[Description of the task] Report the count of lines in the records that contain "name", without any added text.
--- Material for this task ---
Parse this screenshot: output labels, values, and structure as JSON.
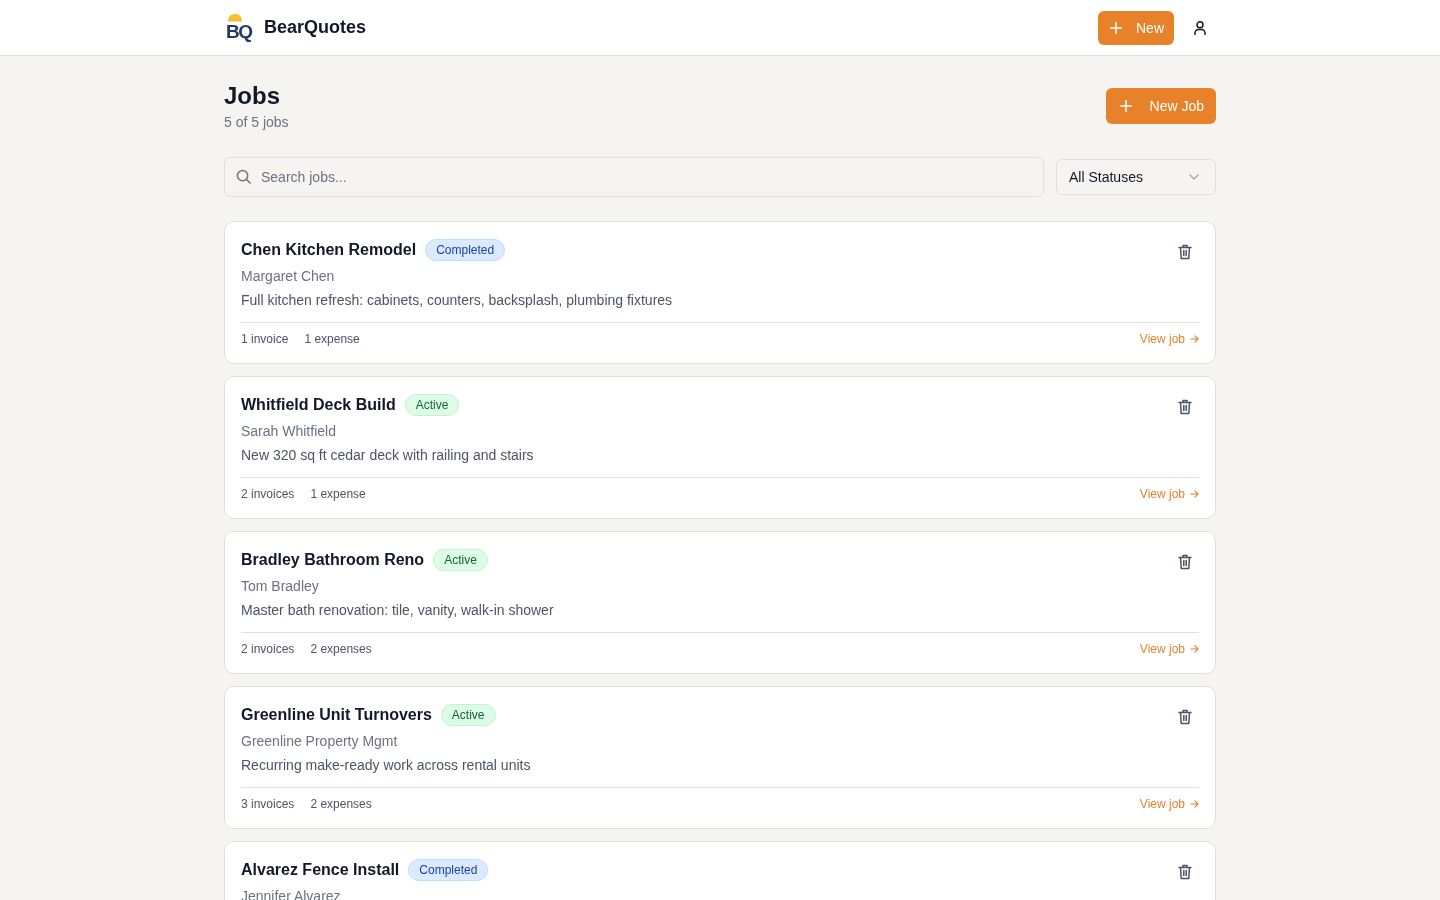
{
  "header": {
    "logo_mark": "BQ",
    "brand": "BearQuotes",
    "new_button": "New"
  },
  "page": {
    "title": "Jobs",
    "count": "5 of 5 jobs",
    "new_job_button": "New Job"
  },
  "filters": {
    "search": {
      "placeholder": "Search jobs..."
    },
    "status_select": "All Statuses"
  },
  "jobs": [
    {
      "name": "Chen Kitchen Remodel",
      "kind": "completed",
      "badge": "Completed",
      "client": "Margaret Chen",
      "description": "Full kitchen refresh: cabinets, counters, backsplash, plumbing fixtures",
      "invoices": "1 invoice",
      "expenses": "1 expense",
      "link": "View job"
    },
    {
      "name": "Whitfield Deck Build",
      "kind": "active",
      "badge": "Active",
      "client": "Sarah Whitfield",
      "description": "New 320 sq ft cedar deck with railing and stairs",
      "invoices": "2 invoices",
      "expenses": "1 expense",
      "link": "View job"
    },
    {
      "name": "Bradley Bathroom Reno",
      "kind": "active",
      "badge": "Active",
      "client": "Tom Bradley",
      "description": "Master bath renovation: tile, vanity, walk-in shower",
      "invoices": "2 invoices",
      "expenses": "2 expenses",
      "link": "View job"
    },
    {
      "name": "Greenline Unit Turnovers",
      "kind": "active",
      "badge": "Active",
      "client": "Greenline Property Mgmt",
      "description": "Recurring make-ready work across rental units",
      "invoices": "3 invoices",
      "expenses": "2 expenses",
      "link": "View job"
    },
    {
      "name": "Alvarez Fence Install",
      "kind": "completed",
      "badge": "Completed",
      "client": "Jennifer Alvarez"
    }
  ]
}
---
[Expected output] 5